Wednesday, December 8, 2010

Laughter and tears

I spent all day yesterday at the Dana-Farber, not as a patient but instead as a freelance writer doing a story about the Jimmy Fund Clinic, where I shadowed a nurse to learn about her day caring for young patients with cancer.

The article is scheduled to run in April in Dana-Farber's magazine, Paths of Progress.

It was an intense day, and last night I thought I'd never get to sleep. The faces of the children with cancer kept flashing before my eyes. First I saw a toddler in a flannel shirt and blue jeans, a pacifier in his mouth and tears streaming down his cheeks. He was propped on his father's shoulder as the dad walked back and forth.

It's not going to be a sad story – the place in fact is brimming with optimism, and a lot of the kids were having fun in the play area just like it was any old day with a bunch of friends – but the basic reason for them being there is sad in itself.

I am still processing everything I heard and saw.

I stayed overnight at Margaret's and drove back home this morning. When I turned on the radio, I heard John Lennon singing "Give Peace a Chance." It was the 30th anniversary of Lennon's death, and I happened upon a wonderful program, the NPR show On Point, titled "Politics, Pop and Power." Host John Ashbrook moderated a discussion about Lennon's life and legacy, with bits of his songs and Beatles songs woven in.

I remember we teeny-boppers running to the store to buy the early 45s and then running home to play them on the record player. I wanted my parents to hear, and as I remember, their reaction was neither here nor there, sort of a "That's nice, dear."

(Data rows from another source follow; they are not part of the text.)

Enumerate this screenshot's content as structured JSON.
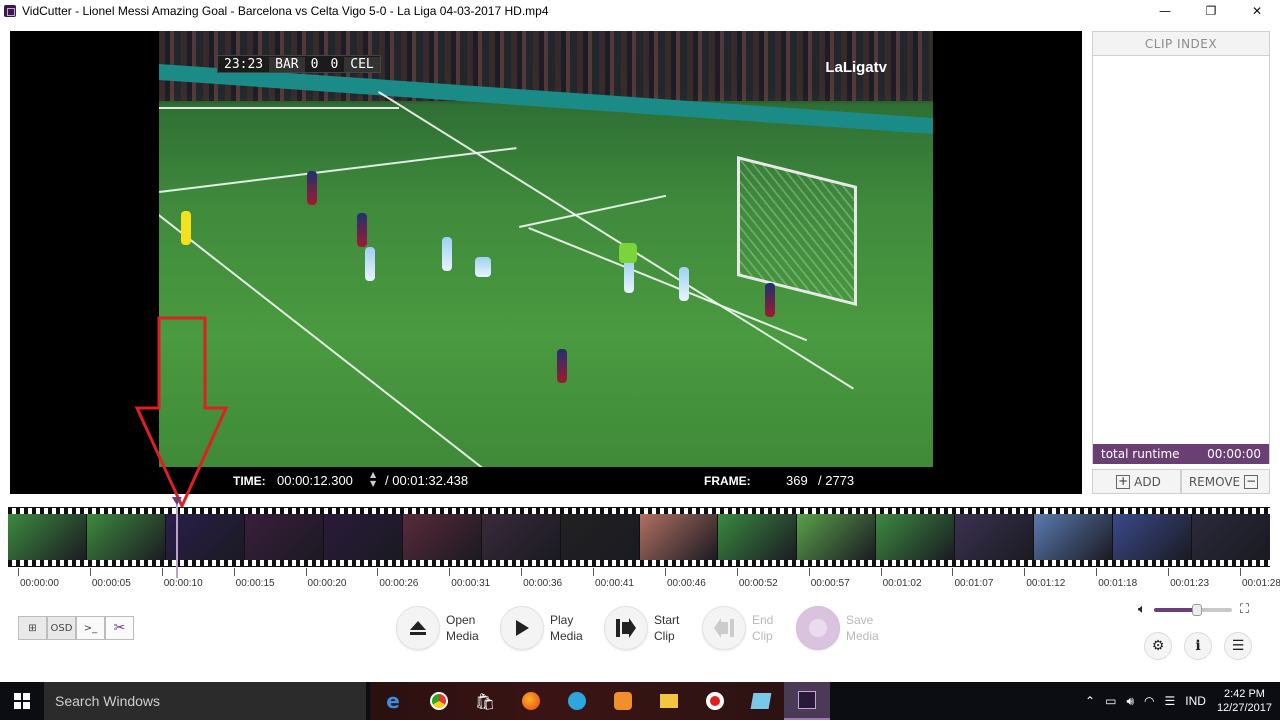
{
  "window": {
    "title": "VidCutter - Lionel Messi Amazing Goal - Barcelona vs Celta Vigo 5-0 - La Liga 04-03-2017 HD.mp4",
    "controls": [
      "minimize-icon",
      "restore-icon",
      "close-icon"
    ]
  },
  "video": {
    "scoreboard": {
      "clock": "23:23",
      "home": "BAR",
      "home_score": "0",
      "away_score": "0",
      "away": "CEL"
    },
    "broadcast_logo": "LaLigatv",
    "time_label": "TIME:",
    "time_current": "00:00:12.300",
    "time_total": "/ 00:01:32.438",
    "frame_label": "FRAME:",
    "frame_current": "369",
    "frame_total": "/ 2773"
  },
  "clip_index": {
    "header": "CLIP INDEX",
    "total_runtime_label": "total runtime",
    "total_runtime_value": "00:00:00",
    "add_label": "ADD",
    "remove_label": "REMOVE"
  },
  "timeline": {
    "playhead_fraction": 0.133,
    "ticks": [
      "00:00:00",
      "00:00:05",
      "00:00:10",
      "00:00:15",
      "00:00:20",
      "00:00:26",
      "00:00:31",
      "00:00:36",
      "00:00:41",
      "00:00:46",
      "00:00:52",
      "00:00:57",
      "00:01:02",
      "00:01:07",
      "00:01:12",
      "00:01:18",
      "00:01:23",
      "00:01:28"
    ],
    "frame_colors": [
      "#3d8a3e",
      "#3d8a3e",
      "#2a1e4a",
      "#3a1e3c",
      "#2a1a3a",
      "#5a2a3a",
      "#3a2a3a",
      "#222222",
      "#b07060",
      "#3a8a40",
      "#5aa04a",
      "#3d8a40",
      "#3a3250",
      "#5a7ab0",
      "#3a4a8a",
      "#2a2a3a"
    ]
  },
  "toggles": {
    "fullscreen_edit": "⊞",
    "osd": "OSD",
    "console": ">_",
    "cut": "✂"
  },
  "controls": {
    "open": "Open\nMedia",
    "play": "Play\nMedia",
    "start_clip": "Start\nClip",
    "end_clip": "End\nClip",
    "save": "Save\nMedia"
  },
  "volume": {
    "level": 0.55
  },
  "taskbar": {
    "search_placeholder": "Search Windows",
    "language": "IND",
    "time": "2:42 PM",
    "date": "12/27/2017"
  },
  "colors": {
    "accent": "#6a3f74",
    "annotation": "#e02020"
  }
}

Each of my friends had a favorite Beatle. I was a Paul girl, but I liked them all.

At first I couldn't believe it when I heard that Lennon had been shot. I was shocked and devastated, just like everyone else.

You look back knowing how it all turned out and you marvel at your innocence back then.

When I got home in the early afternoon today, I had time to walk Maddie before heading to see the surgeon who had pulled two teeth last week. While waiting, I read the New York Times story about Elizabeth Edward's death.

The surgeon said my mouth looked fine. Because I got so black-and-blue, he suggested that I do the next two teeth one at a time. Wow. Double the fun.

Then I headed to tennis. I was the only one who showed up for George's clinic, so got a private lesson. I hit a lot of ground strokes, which he said looked great. He pointed out that I was really running for balls now.

I had a little more trouble when we went to the net for volleys. I have a habit of bending my elbow instead of keeping my arm straight; he said many tall people do that. (He took out the milk carton that he has many players put on their arm to keep it straight, but he didn't make me use it.) You get more power if your arm is straight.

He also had to keep reminding me to step before I hit, instead of after, and to bend my knees to get under a low ball.

"Let me see how far down you can get," he said. I bent my knees and got pretty far down. "Great, but I'll never get up," I said. "Sure you will," said the optimist.

He was making me work.

It went like this:

Step step step! Racquet up! Elbows! Elbows elbows elbows!

That last "elbow" cracked me up, and I missed the ball.

"Why'd you miss?" George asked.

"Because I was laughing!"

He grinned.

"You can hit and laugh too."

Laughing is good.


susiegb said...

Gosh - so many things to comment on! I'll choose John Lennon! The day he died is one of those days that you remember where you were when you heard for ever! I was on a tube (train) in London heading for the airport to fly to Miami for a birthday party (and that's another story!) ... I remember seeing the headlines in someone's newspaper, and feeling almost paralysed with shock. Yes we were so young and idealistic then - but you wouldn't have it any other way!

(And I remember exactly the same thing about playing music to my parents thinking it'd change their lives, and them saying 'that's nice year'!!) :)

Naqvee said...

I learnt a lesson from your post.. when you saw those kids being present there for the sad reasons really desn't affect them AS they are living their every moment very happily.. they have the best times when they are together... unlike us.. who are at good places for good reasons nonetheless unhappy for no specific reason.

love Naqvee